Robin Hood famously stole from the loaded and gave to the bad. Youthful, newly hatched barn owls do a thing comparable.
On common, barn owls elevate six chicks at after. And sometimes as lots of as 9. But they really don’t all hatch at the exact same time, which indicates the older owlets are generally larger and more healthy than their young brothers and sisters.
As long as the small owls continue being in the nest, they are entirely dependent on their parents for foodstuff. The problem is that the tiny rodents that they eat cannot be break up up. So when mom or dad returns to the nest to feed their offspring, only just one chick can eat a time.

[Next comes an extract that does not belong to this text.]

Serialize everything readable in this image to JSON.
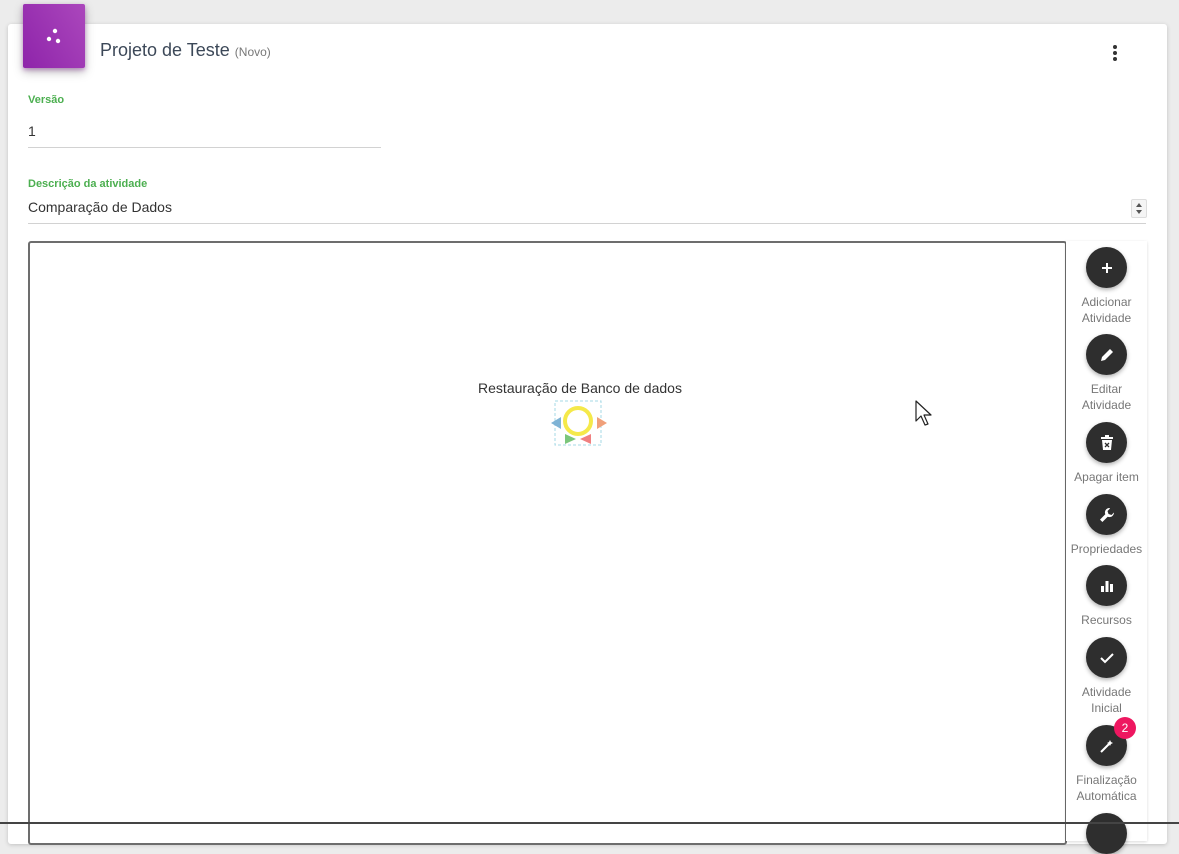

In lots of hen species, the oldest would basically outcompete the youngest, but barn owls are distinct. Turns out the older, more healthy birds sometimes donate their meals to their hungrier siblings.
Grownups in other animals species share their foodstuff.
“It is primarily observed when males want to reproduce with women, so there [are] lots of trade[s] of foodstuff. Or in primates there [are] lots of trade[s] of foodstuff and grooming, but only in grownups.”
Evolutionary biologist Pauline Ducouret from the University of Lausanne in Switzerland.
“And in chicks, it is really not often observed. So it is quite extraordinary that in this species there are so lots of cooperative behaviors.”
She and her group needed to know how this unique conduct progressed. It could be stated by the direct gains acquired through cooperation, these as investing foodstuff for grooming. Or it could be stated by the indirect gains acquired from assisting other individuals that share your genetic heritage—also recognised as kin selection.
They located that the remedy was each. Young birds groomed older types a lot more usually than older types groomed the children. And in return the older birds fed their young siblings. In addition, older owlets preferentially presented foodstuff to their hungriest siblings, even in the absence of grooming.
But foodstuff sharing only transpired when the researchers artificially provisioned the owlets with extra foodstuff. So it is not that the owls risked their individual survival to assistance their siblings. But when there was a lot more than plenty of to go all-around, they shared as a substitute of hoarding. The final results are in the journal The American Naturalist. [Pauline Ducouret, et al. Elder barn owl nestlings flexibly redistribute parental foodstuff in accordance to siblings’ want or in return for allopreening]
Ducouret suggests that evolutionary biologists usually characterize sibling relationships as aggressive or even antagonistic. But remarkably complicated examples of cooperation can however be located between animal brothers and sisters. Looks that even newly hatched barn owls know that sharing is caring.
—Jason G. Goldman
(The over textual content is a transcript of this podcast)